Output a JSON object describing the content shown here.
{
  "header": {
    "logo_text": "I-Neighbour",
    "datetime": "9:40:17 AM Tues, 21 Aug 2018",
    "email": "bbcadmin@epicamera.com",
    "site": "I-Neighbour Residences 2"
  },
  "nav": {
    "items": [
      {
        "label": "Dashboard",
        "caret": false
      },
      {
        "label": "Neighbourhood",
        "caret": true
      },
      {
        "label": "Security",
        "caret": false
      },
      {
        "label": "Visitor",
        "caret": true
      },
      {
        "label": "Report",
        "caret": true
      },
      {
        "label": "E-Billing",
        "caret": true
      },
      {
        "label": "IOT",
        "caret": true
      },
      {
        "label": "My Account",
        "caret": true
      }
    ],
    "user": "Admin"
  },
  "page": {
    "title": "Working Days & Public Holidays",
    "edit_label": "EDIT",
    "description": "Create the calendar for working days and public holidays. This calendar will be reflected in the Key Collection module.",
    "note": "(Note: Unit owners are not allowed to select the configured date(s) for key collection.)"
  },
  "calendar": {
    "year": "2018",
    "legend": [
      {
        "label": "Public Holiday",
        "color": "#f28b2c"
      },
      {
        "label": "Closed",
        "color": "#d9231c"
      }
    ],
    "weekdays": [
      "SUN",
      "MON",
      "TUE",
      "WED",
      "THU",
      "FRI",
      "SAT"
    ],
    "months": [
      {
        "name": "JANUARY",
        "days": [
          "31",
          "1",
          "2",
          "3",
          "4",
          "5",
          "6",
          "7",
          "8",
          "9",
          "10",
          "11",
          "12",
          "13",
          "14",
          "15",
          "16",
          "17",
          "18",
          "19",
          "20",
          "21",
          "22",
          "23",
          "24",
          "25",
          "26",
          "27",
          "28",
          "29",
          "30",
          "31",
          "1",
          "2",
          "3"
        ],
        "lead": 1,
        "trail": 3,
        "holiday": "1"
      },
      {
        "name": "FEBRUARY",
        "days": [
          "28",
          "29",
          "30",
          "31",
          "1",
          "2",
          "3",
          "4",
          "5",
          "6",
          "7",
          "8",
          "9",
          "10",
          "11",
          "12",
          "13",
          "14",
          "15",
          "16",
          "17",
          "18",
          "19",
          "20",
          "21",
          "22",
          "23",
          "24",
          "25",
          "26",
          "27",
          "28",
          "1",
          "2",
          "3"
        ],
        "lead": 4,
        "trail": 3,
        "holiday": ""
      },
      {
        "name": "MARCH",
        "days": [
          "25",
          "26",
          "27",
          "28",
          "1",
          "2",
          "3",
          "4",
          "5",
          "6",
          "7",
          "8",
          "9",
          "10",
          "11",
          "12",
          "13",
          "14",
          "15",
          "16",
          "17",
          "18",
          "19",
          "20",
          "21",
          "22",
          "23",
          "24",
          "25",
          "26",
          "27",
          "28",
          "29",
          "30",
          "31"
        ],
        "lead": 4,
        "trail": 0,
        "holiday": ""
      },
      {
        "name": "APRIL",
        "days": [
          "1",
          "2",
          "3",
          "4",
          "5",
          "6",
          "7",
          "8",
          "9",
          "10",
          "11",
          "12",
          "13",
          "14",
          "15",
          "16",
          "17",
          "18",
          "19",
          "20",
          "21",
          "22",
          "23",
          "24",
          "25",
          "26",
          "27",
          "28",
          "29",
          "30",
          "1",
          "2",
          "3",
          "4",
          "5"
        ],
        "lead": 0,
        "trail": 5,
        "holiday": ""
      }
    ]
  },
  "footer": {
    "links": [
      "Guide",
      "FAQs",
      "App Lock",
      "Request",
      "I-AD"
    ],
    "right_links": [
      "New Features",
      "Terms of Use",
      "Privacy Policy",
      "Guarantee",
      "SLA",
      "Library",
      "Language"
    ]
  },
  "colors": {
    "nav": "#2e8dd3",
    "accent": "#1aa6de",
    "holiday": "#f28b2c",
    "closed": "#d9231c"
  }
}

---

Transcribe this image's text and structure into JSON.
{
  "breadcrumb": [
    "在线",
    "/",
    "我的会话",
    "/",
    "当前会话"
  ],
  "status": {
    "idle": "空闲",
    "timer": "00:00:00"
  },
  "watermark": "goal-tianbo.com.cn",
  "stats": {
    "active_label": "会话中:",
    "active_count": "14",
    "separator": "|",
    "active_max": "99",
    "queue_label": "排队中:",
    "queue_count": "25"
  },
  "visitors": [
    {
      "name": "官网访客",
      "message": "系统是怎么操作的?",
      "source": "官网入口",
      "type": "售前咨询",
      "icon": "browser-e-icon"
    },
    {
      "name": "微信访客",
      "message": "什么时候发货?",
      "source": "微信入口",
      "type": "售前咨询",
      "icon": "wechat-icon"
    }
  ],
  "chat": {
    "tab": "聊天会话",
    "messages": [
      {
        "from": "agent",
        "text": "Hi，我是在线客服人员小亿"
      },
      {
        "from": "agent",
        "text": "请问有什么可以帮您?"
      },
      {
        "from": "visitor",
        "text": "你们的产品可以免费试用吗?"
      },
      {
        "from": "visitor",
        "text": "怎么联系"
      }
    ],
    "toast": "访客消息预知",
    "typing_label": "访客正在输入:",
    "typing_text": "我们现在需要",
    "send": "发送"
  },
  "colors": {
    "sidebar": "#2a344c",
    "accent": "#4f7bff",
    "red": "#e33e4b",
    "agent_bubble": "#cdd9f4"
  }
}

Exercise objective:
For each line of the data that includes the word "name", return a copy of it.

Result:
        "name": "JANUARY",
        "name": "FEBRUARY",
        "name": "MARCH",
        "name": "APRIL",
      "name": "官网访客",
      "name": "微信访客",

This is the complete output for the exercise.